- [YOUR GOAL]:
Please say how many lines in the entries below hold the string "this", with no other words.

━━━━

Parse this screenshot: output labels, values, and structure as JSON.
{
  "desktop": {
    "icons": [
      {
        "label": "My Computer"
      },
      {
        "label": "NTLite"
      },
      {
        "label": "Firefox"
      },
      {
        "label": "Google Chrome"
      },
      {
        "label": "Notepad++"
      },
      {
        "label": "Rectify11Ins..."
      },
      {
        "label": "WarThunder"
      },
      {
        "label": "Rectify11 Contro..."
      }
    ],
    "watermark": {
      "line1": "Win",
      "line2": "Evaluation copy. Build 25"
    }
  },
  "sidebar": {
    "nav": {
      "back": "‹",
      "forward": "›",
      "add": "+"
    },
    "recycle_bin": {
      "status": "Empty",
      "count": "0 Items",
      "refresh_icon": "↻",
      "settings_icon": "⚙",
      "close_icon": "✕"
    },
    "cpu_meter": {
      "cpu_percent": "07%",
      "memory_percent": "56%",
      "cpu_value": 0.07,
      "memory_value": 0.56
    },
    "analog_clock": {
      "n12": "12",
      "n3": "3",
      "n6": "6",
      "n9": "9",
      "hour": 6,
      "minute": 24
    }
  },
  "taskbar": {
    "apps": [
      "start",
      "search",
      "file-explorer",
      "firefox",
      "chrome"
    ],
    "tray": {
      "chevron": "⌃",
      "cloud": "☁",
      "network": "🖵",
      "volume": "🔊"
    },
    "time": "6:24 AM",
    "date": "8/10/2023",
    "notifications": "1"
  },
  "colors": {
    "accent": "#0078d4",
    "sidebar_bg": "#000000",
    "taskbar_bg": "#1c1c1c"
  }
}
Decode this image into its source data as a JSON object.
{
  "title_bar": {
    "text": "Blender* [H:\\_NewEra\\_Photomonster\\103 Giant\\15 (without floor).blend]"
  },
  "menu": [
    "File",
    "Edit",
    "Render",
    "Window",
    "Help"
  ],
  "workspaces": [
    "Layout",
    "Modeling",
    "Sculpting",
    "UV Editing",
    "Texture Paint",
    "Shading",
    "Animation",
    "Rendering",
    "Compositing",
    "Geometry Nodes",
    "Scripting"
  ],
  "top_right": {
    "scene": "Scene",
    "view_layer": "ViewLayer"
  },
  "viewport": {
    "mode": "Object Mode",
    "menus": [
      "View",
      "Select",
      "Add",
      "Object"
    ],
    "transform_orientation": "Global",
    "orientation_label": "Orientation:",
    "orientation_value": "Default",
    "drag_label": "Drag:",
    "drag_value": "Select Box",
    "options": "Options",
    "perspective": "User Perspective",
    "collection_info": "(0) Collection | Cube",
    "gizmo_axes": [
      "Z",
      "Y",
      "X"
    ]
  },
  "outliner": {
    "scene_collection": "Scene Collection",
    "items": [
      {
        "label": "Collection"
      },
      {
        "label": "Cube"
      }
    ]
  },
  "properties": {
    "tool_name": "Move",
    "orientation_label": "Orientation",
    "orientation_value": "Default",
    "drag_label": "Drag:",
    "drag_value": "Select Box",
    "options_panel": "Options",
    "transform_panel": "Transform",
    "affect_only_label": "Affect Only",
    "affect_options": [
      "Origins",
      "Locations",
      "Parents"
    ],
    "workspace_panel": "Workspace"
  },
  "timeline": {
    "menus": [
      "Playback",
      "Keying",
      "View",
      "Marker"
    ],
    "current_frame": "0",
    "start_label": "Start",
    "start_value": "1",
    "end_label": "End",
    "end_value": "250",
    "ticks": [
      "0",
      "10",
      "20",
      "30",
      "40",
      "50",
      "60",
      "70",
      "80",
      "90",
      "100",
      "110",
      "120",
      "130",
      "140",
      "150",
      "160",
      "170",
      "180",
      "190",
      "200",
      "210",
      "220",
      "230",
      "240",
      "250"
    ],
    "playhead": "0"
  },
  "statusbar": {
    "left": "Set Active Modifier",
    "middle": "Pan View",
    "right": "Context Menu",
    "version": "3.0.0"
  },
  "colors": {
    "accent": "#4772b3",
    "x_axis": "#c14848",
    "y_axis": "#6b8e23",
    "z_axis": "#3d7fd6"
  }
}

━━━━

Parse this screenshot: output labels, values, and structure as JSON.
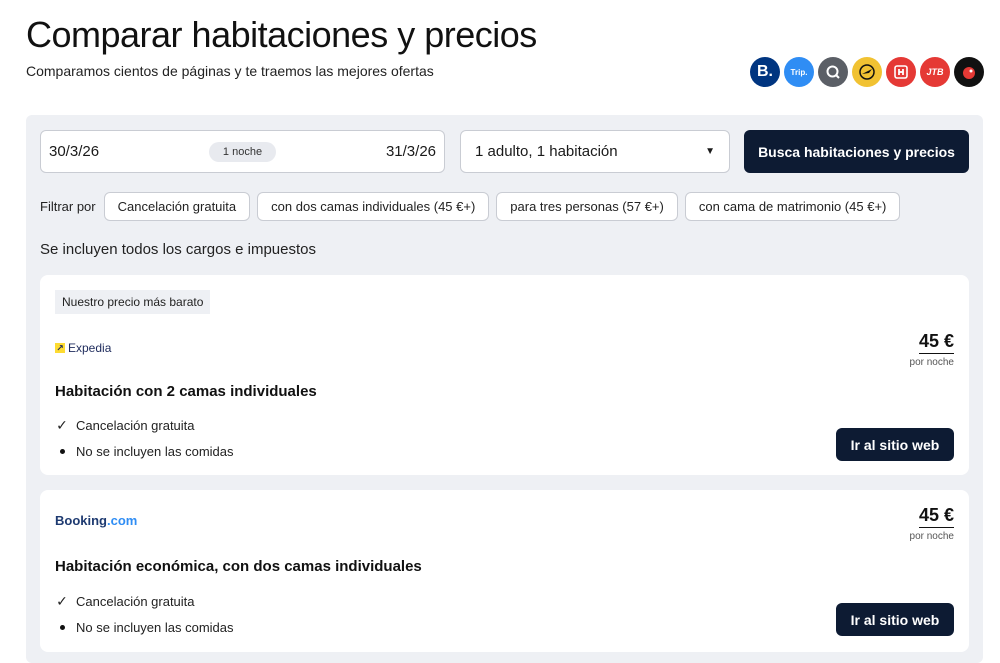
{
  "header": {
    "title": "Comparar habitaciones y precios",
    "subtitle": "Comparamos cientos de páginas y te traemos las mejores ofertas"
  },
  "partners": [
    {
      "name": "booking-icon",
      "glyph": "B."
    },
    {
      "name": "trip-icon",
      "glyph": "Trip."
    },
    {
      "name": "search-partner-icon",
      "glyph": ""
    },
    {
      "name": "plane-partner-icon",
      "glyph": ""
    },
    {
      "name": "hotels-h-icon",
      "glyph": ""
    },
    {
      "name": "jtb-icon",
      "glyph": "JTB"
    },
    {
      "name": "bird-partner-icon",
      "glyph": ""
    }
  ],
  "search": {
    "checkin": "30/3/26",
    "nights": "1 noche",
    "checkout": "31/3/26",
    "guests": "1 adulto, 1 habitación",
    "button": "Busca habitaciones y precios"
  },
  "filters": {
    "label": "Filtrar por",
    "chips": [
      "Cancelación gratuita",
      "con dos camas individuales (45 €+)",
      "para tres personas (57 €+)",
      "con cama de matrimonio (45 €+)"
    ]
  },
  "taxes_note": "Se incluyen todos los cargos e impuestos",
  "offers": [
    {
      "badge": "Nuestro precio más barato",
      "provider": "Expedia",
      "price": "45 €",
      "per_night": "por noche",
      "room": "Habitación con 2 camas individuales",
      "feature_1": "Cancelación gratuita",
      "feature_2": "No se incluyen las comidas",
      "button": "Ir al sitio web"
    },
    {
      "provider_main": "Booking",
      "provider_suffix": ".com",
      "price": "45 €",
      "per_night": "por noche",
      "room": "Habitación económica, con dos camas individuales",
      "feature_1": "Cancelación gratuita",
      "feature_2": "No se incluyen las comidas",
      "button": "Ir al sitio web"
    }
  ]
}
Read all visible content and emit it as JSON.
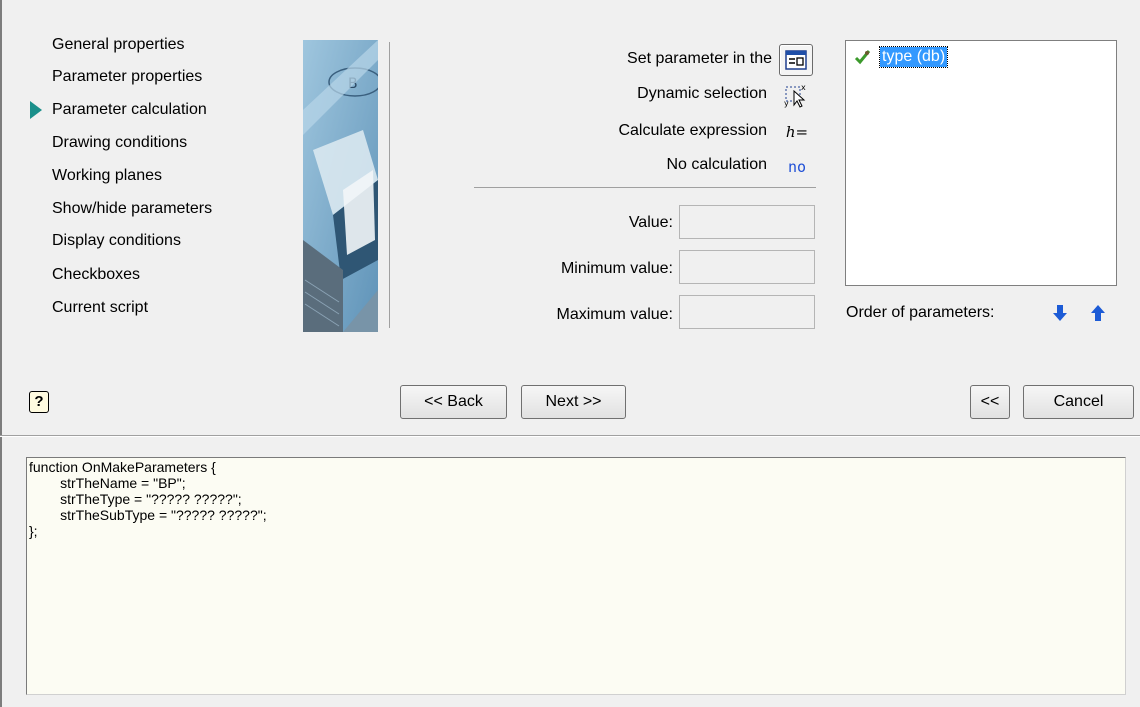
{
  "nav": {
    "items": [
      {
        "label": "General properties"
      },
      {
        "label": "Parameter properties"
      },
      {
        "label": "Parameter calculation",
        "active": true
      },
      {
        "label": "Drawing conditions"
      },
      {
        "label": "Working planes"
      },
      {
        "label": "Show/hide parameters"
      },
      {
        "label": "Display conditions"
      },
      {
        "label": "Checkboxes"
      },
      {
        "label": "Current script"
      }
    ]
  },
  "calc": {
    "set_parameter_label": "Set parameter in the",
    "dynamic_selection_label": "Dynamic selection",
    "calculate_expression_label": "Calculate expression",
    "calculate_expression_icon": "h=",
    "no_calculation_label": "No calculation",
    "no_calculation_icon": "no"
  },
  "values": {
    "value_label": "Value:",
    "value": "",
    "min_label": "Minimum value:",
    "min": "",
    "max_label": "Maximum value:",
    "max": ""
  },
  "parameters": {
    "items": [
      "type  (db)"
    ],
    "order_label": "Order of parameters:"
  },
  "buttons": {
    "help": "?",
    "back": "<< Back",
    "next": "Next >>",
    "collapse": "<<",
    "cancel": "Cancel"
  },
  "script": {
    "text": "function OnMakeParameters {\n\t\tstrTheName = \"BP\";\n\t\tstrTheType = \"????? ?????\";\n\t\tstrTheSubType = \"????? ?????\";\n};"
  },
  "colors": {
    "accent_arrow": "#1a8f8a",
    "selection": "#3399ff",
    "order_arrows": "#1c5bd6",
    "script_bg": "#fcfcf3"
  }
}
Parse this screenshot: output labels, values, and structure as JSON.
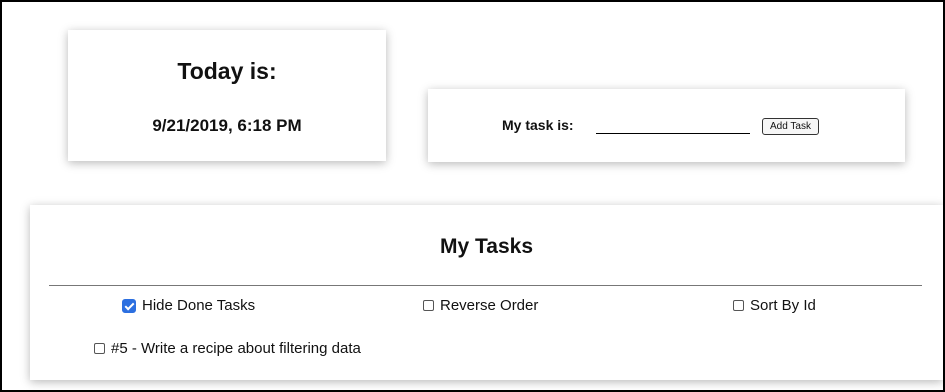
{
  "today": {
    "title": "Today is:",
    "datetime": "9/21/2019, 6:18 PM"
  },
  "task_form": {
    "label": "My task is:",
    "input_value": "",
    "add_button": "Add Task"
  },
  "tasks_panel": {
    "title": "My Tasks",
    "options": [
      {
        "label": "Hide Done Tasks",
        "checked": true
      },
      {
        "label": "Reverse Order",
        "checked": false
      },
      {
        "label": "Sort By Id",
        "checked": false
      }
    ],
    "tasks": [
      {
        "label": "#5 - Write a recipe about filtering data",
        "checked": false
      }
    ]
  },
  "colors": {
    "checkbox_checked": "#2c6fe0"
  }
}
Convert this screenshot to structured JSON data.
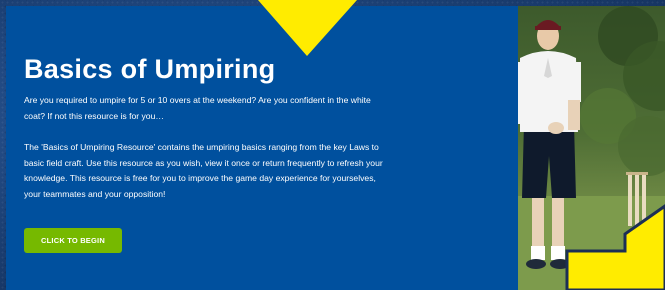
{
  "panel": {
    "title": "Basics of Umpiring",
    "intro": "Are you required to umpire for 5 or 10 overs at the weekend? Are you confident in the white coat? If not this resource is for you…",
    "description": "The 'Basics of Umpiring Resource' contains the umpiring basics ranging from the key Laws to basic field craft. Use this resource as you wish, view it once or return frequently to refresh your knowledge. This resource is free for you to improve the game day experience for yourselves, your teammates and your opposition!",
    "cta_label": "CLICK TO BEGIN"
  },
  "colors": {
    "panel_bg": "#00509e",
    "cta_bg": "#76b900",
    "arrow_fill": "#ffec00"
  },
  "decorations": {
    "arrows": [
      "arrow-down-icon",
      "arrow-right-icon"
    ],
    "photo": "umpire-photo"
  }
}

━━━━

- [SOLVED EXERCISE]:
7